- Ipswich River Watershed Association – Ipswich Mills Dam Removal Evaluation (Ipswich) -- The Ipswich Mills Dam is the first dam on the Ipswich River located at the head-of-tide. Modification or removal of the dam would enhance head-of-tide spawning habitat, enhance passage of migratory and resident fish for over 49 miles of river, and improve water quality.
- Town of Danvers – Curtis Pond Dam Removal (Middleton) -- The Curtis Pond Dam is a Significant Hazard Dam located on Boston Brook, a tributary to the Ipswich River in Middleton. Over the last three years, the project partners have garnered substantial support to remove this dam to restore conditions for river herring and resident fish species, various birds, and other significant species.
- Jones River Watershed Association – Silver Lake and Jones River Sustainable Flow Project (Kingston) -- The Jones River, the largest tributary to Kingston and Plymouth Bays, is an important migratory fish run and provides coldwater habitat. This project would address documented problems in the timing and volume of flows in the Jones River, for the benefit of downstream aquatic health.
- Town of Brewster – Freeman’s Pond (Brewster) -- The Freeman’s Pond project seeks to enhance tidal flow and salt marsh functions by replacing an undersized culvert at the outlet of Paines Creek. The project will benefit over 20 acres of salt marsh and associated plant communities, fish, and coastal bird species.
- Town of Truro – Mill Pond (Truro) -- Mill Pond in Truro has been severely degraded by a tidal restriction beneath Mill Pond Road for over 150 years. The project will restore tidal flow to this 13-acre system and will benefit shellfish and finfish species while encouraging a more natural wetland plant community.
- Town of Truro – Eagle Neck Creek (Truro) -- Eagle Neck Creek is a 16-acre degraded tidal marsh that flows into Pamet Harbor and Cape Cod Bay. A road and culvert crossing the creek obstruct tidal flushing of the system. The project will remove the tidal restriction to restore salt marsh functions and benefit associated shellfish, finfish, and other coastal wildlife.

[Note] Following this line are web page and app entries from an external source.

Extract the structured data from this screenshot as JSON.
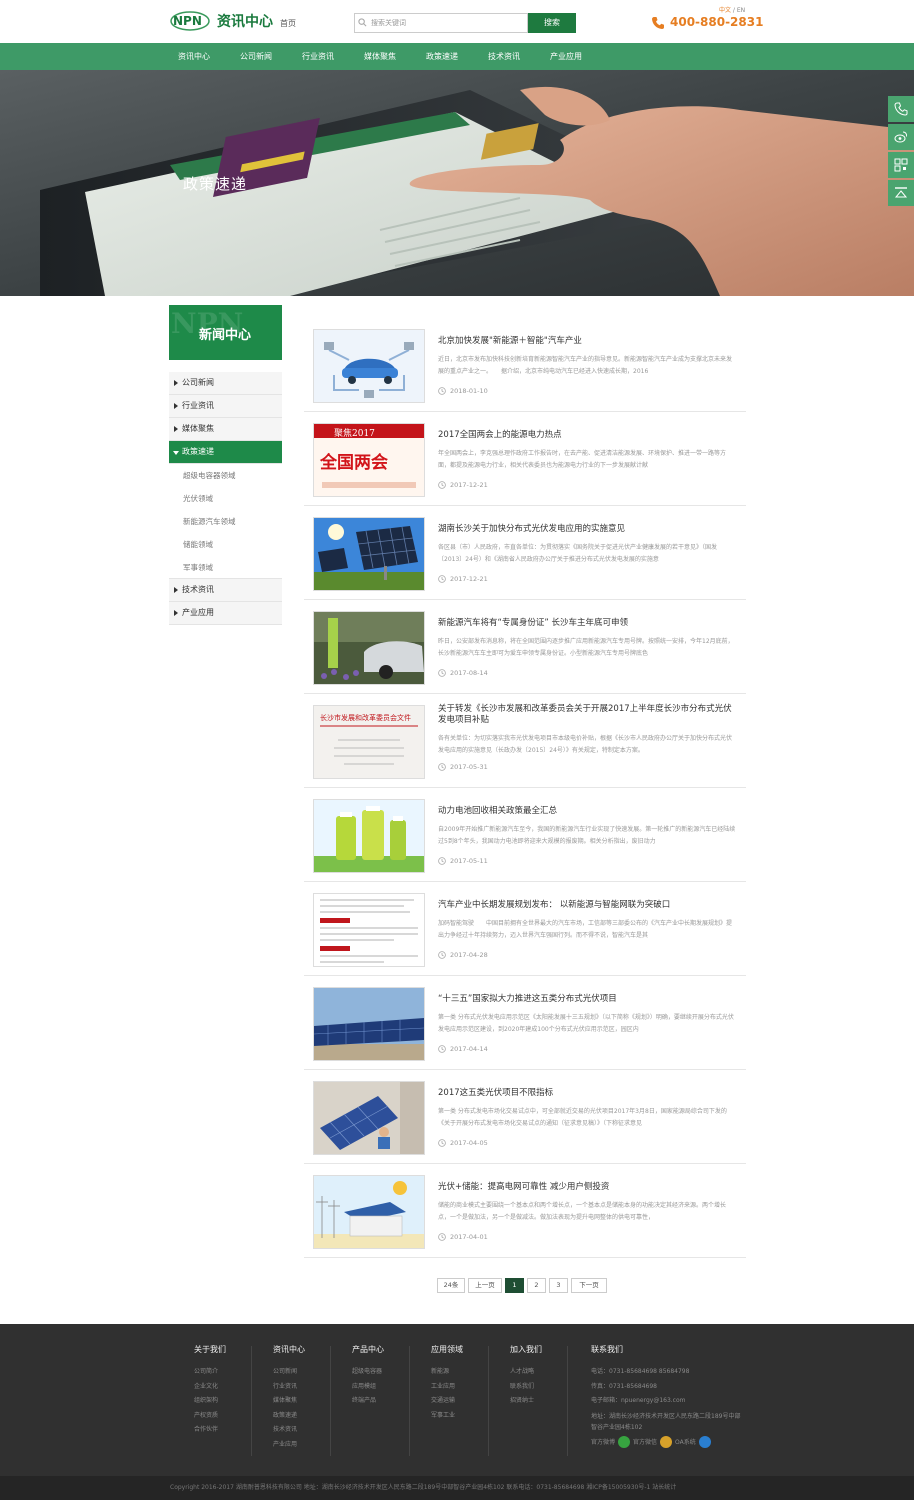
{
  "header": {
    "logo_mark": "NPN",
    "logo_text": "资讯中心",
    "home_link": "首页",
    "search_placeholder": "搜索关键词",
    "search_button": "搜索",
    "lang_cn": "中文",
    "lang_sep": " / ",
    "lang_en": "EN",
    "hotline": "400-880-2831"
  },
  "nav": [
    {
      "label": "资讯中心"
    },
    {
      "label": "公司新闻"
    },
    {
      "label": "行业资讯"
    },
    {
      "label": "媒体聚焦"
    },
    {
      "label": "政策速递"
    },
    {
      "label": "技术资讯"
    },
    {
      "label": "产业应用"
    }
  ],
  "banner": {
    "title": "政策速递"
  },
  "sidebar": {
    "head_mark": "NPN",
    "title": "新闻中心",
    "items": [
      {
        "label": "公司新闻"
      },
      {
        "label": "行业资讯"
      },
      {
        "label": "媒体聚焦"
      },
      {
        "label": "政策速递"
      },
      {
        "label": "技术资讯"
      },
      {
        "label": "产业应用"
      }
    ],
    "subitems": [
      {
        "label": "超级电容器领域"
      },
      {
        "label": "光伏领域"
      },
      {
        "label": "新能源汽车领域"
      },
      {
        "label": "储能领域"
      },
      {
        "label": "军事领域"
      }
    ]
  },
  "articles": [
    {
      "title": "北京加快发展\"新能源＋智能\"汽车产业",
      "summary": "近日，北京市发布加快科技创新培育新能源智能汽车产业的指导意见。新能源智能汽车产业成为支撑北京未来发展的重点产业之一。　　据介绍，北京市纯电动汽车已经进入快速成长期，2016",
      "date": "2018-01-10"
    },
    {
      "title": "2017全国两会上的能源电力热点",
      "summary": "年全国两会上，李克强总理作政府工作报告时，在去产能、促进清洁能源发展、环境保护、推进一带一路等方面，都提及能源电力行业，相关代表委员也为能源电力行业的下一步发展献计献",
      "date": "2017-12-21"
    },
    {
      "title": "湖南长沙关于加快分布式光伏发电应用的实施意见",
      "summary": "各区县（市）人民政府，市直各单位：为贯彻落实《国务院关于促进光伏产业健康发展的若干意见》（国发〔2013〕24号）和《湖南省人民政府办公厅关于推进分布式光伏发电发展的实施意",
      "date": "2017-12-21"
    },
    {
      "title": "新能源汽车将有“专属身份证” 长沙车主年底可申领",
      "summary": "昨日，公安部发布消息称，将在全国范围内逐步推广应用新能源汽车专用号牌。按照统一安排，今年12月底前，长沙新能源汽车车主即可为爱车申领专属身份证。小型新能源汽车专用号牌底色",
      "date": "2017-08-14"
    },
    {
      "title": "关于转发《长沙市发展和改革委员会关于开展2017上半年度长沙市分布式光伏发电项目补贴",
      "summary": "各有关单位：为切实落实我市光伏发电项目市本级电价补贴，根据《长沙市人民政府办公厅关于加快分布式光伏发电应用的实施意见（长政办发〔2015〕24号）》有关规定，特制定本方案。",
      "date": "2017-05-31"
    },
    {
      "title": "动力电池回收相关政策最全汇总",
      "summary": "自2009年开始推广新能源汽车至今，我国的新能源汽车行业实现了快速发展。第一轮推广的新能源汽车已经陆续过5到8个年头，我国动力电池即将迎来大规模的报废期。相关分析指出，废旧动力",
      "date": "2017-05-11"
    },
    {
      "title": "汽车产业中长期发展规划发布： 以新能源与智能网联为突破口",
      "summary": "加码智能驾驶　　中国目前拥有全世界最大的汽车市场，工信部等三部委公布的《汽车产业中长期发展规划》提出力争经过十年持续努力，迈入世界汽车强国行列。而不得不说，智能汽车是其",
      "date": "2017-04-28"
    },
    {
      "title": "“十三五”国家拟大力推进这五类分布式光伏项目",
      "summary": "第一类 分布式光伏发电应用示范区《太阳能发展十三五规划》（以下简称《规划》）明确，要继续开展分布式光伏发电应用示范区建设，到2020年建成100个分布式光伏应用示范区，园区内",
      "date": "2017-04-14"
    },
    {
      "title": "2017这五类光伏项目不限指标",
      "summary": "第一类 分布式发电市场化交易试点中，可全部就近交易的光伏项目2017年3月8日，国家能源局综合司下发的《关于开展分布式发电市场化交易试点的通知（征求意见稿）》（下称征求意见",
      "date": "2017-04-05"
    },
    {
      "title": "光伏+储能：提高电网可靠性 减少用户侧投资",
      "summary": "储能的商业模式主要围绕一个基本点和两个增长点，一个基本点是储能本身的功能决定其经济来源。两个增长点，一个是做加法，另一个是做减法。做加法表现为提升电网整体的供电可靠性，",
      "date": "2017-04-01"
    }
  ],
  "pager": {
    "total": "24条",
    "prev": "上一页",
    "pages": [
      "1",
      "2",
      "3"
    ],
    "current": "1",
    "next": "下一页"
  },
  "footer": {
    "columns": [
      {
        "title": "关于我们",
        "items": [
          "公司简介",
          "企业文化",
          "组织架构",
          "产权资质",
          "合作伙伴"
        ]
      },
      {
        "title": "资讯中心",
        "items": [
          "公司新闻",
          "行业资讯",
          "媒体聚焦",
          "政策速递",
          "技术资讯",
          "产业应用"
        ]
      },
      {
        "title": "产品中心",
        "items": [
          "超级电容器",
          "应用模组",
          "终端产品"
        ]
      },
      {
        "title": "应用领域",
        "items": [
          "新能源",
          "工业应用",
          "交通运输",
          "军事工业"
        ]
      },
      {
        "title": "加入我们",
        "items": [
          "人才战略",
          "联系我们",
          "招贤纳士"
        ]
      }
    ],
    "contact": {
      "title": "联系我们",
      "phone": "电话：0731-85684698 85684798",
      "fax": "传真：0731-85684698",
      "email": "电子邮箱：npuenergy@163.com",
      "address": "地址：湖南长沙经济技术开发区人民东路二段189号中部智谷产业园4栋102",
      "social_label": "官方微博",
      "wechat": "官方微信",
      "weibo": "官方微博",
      "oa": "OA系统"
    },
    "copyright": "Copyright 2016-2017 湖南耐普恩科技有限公司 地址：湖南长沙经济技术开发区人民东路二段189号中部智谷产业园4栋102 联系电话：0731-85684698 湘ICP备15005930号-1 站长统计"
  },
  "colors": {
    "brand_green": "#1e8a49",
    "nav_green": "#3e9a67",
    "accent_orange": "#e67e22",
    "footer_bg": "#303030"
  }
}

- Eight Towns and the Bay – Upper Castle Neck Salt Marsh (Ipswich/ Essex) -- The Castle Neck Marsh is located at in upper reaches of the tidal portion of the Castle Neck River. The system has been impacted for many decades by poor drainage resulting from several man-made obstructions within the downstream tidal channel. Over 130 acres of tidal wetlands are impacted by these conditions. The restoration project will improve drainage of the marsh by removing obstructions to create a more natural hydrology and wetland habitat.
The mission of the Division of Ecological Restoration is to restore and protect the Commonwealth’s rivers, wetlands and watersheds for the benefit of people and the environment. The Division was created in 2009 with the merger of the Riverways and Wetland Restoration Programs and is coordinating 80 ecological restoration projects across the Commonwealth.
The Department of Fish and Game (DFG) is responsible for promoting the enjoyment and conservation of the Commonwealth’s natural resources. DFG carries out this mission through land preservation and wildlife habitat management, management of inland and marine fish and game species, and enforcement of the Massachusetts Endangered Species Act. DFG promotes enjoyment of the Massachusetts environment through outdoor skills workshops, fishing festivals and other educational programs, and by enhancing access to the Commonwealth’s lakes and ponds.